===== MATERIAL FOR THIS EXERCISE
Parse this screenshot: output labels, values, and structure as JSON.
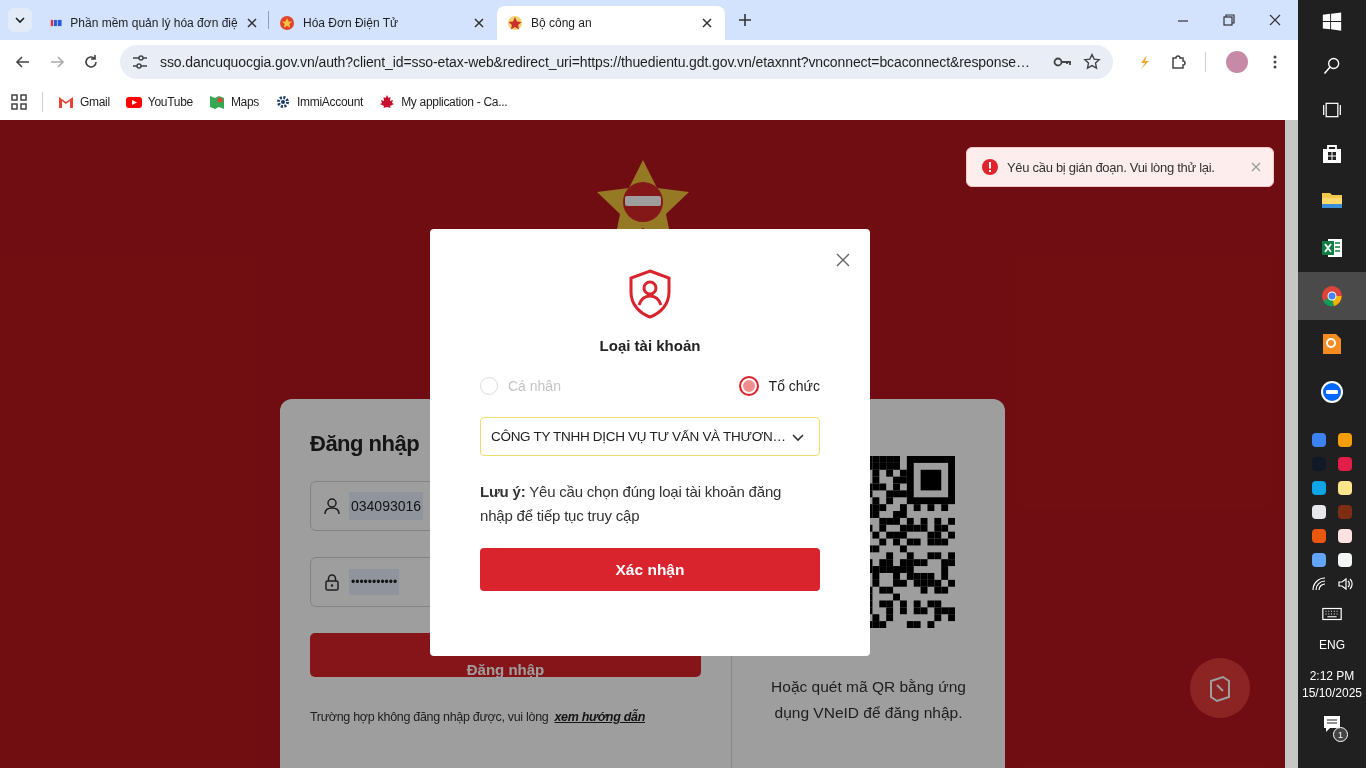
{
  "browser": {
    "tabs": [
      {
        "title": "Phần mềm quản lý hóa đơn điệ",
        "selected": false
      },
      {
        "title": "Hóa Đơn Điện Tử",
        "selected": false
      },
      {
        "title": "Bộ công an",
        "selected": true
      }
    ],
    "url": "sso.dancuquocgia.gov.vn/auth?client_id=sso-etax-web&redirect_uri=https://thuedientu.gdt.gov.vn/etaxnnt?vnconnect=bcaconnect&response…",
    "bookmarks": [
      {
        "label": "Gmail",
        "kind": "gmail"
      },
      {
        "label": "YouTube",
        "kind": "youtube"
      },
      {
        "label": "Maps",
        "kind": "maps"
      },
      {
        "label": "ImmiAccount",
        "kind": "gear"
      },
      {
        "label": "My application - Ca...",
        "kind": "leaf"
      }
    ]
  },
  "page": {
    "login": {
      "title": "Đăng nhập",
      "username": "034093016",
      "password": "•••••••••••",
      "login_button": "Đăng nhập",
      "help_text": "Trường hợp không đăng nhập được, vui lòng",
      "help_link": "xem hướng dẫn",
      "qr_caption": "Hoặc quét mã QR bằng ứng dụng VNeID để đăng nhập."
    },
    "toast": {
      "message": "Yêu cầu bị gián đoạn. Vui lòng thử lại."
    },
    "modal": {
      "title": "Loại tài khoản",
      "account_types": [
        {
          "label": "Cá nhân",
          "selected": false,
          "disabled": true
        },
        {
          "label": "Tổ chức",
          "selected": true,
          "disabled": false
        }
      ],
      "company": "CÔNG TY TNHH DỊCH VỤ TƯ VẤN VÀ THƯƠN…",
      "note": "**Lưu ý:** Yêu cầu chọn đúng loại tài khoản đăng nhập để tiếp tục truy cập",
      "confirm_button": "Xác nhận"
    }
  },
  "taskbar": {
    "language": "ENG",
    "time": "2:12 PM",
    "date": "15/10/2025",
    "notification_count": "1"
  }
}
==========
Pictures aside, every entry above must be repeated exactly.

Parse this screenshot: output labels, values, and structure as JSON.
{
  "browser": {
    "tabs": [
      {
        "title": "Phần mềm quản lý hóa đơn điệ",
        "selected": false
      },
      {
        "title": "Hóa Đơn Điện Tử",
        "selected": false
      },
      {
        "title": "Bộ công an",
        "selected": true
      }
    ],
    "url": "sso.dancuquocgia.gov.vn/auth?client_id=sso-etax-web&redirect_uri=https://thuedientu.gdt.gov.vn/etaxnnt?vnconnect=bcaconnect&response…",
    "bookmarks": [
      {
        "label": "Gmail",
        "kind": "gmail"
      },
      {
        "label": "YouTube",
        "kind": "youtube"
      },
      {
        "label": "Maps",
        "kind": "maps"
      },
      {
        "label": "ImmiAccount",
        "kind": "gear"
      },
      {
        "label": "My application - Ca...",
        "kind": "leaf"
      }
    ]
  },
  "page": {
    "login": {
      "title": "Đăng nhập",
      "username": "034093016",
      "password": "•••••••••••",
      "login_button": "Đăng nhập",
      "help_text": "Trường hợp không đăng nhập được, vui lòng",
      "help_link": "xem hướng dẫn",
      "qr_caption": "Hoặc quét mã QR bằng ứng dụng VNeID để đăng nhập."
    },
    "toast": {
      "message": "Yêu cầu bị gián đoạn. Vui lòng thử lại."
    },
    "modal": {
      "title": "Loại tài khoản",
      "account_types": [
        {
          "label": "Cá nhân",
          "selected": false,
          "disabled": true
        },
        {
          "label": "Tổ chức",
          "selected": true,
          "disabled": false
        }
      ],
      "company": "CÔNG TY TNHH DỊCH VỤ TƯ VẤN VÀ THƯƠN…",
      "note": "**Lưu ý:** Yêu cầu chọn đúng loại tài khoản đăng nhập để tiếp tục truy cập",
      "confirm_button": "Xác nhận"
    }
  },
  "taskbar": {
    "language": "ENG",
    "time": "2:12 PM",
    "date": "15/10/2025",
    "notification_count": "1"
  }
}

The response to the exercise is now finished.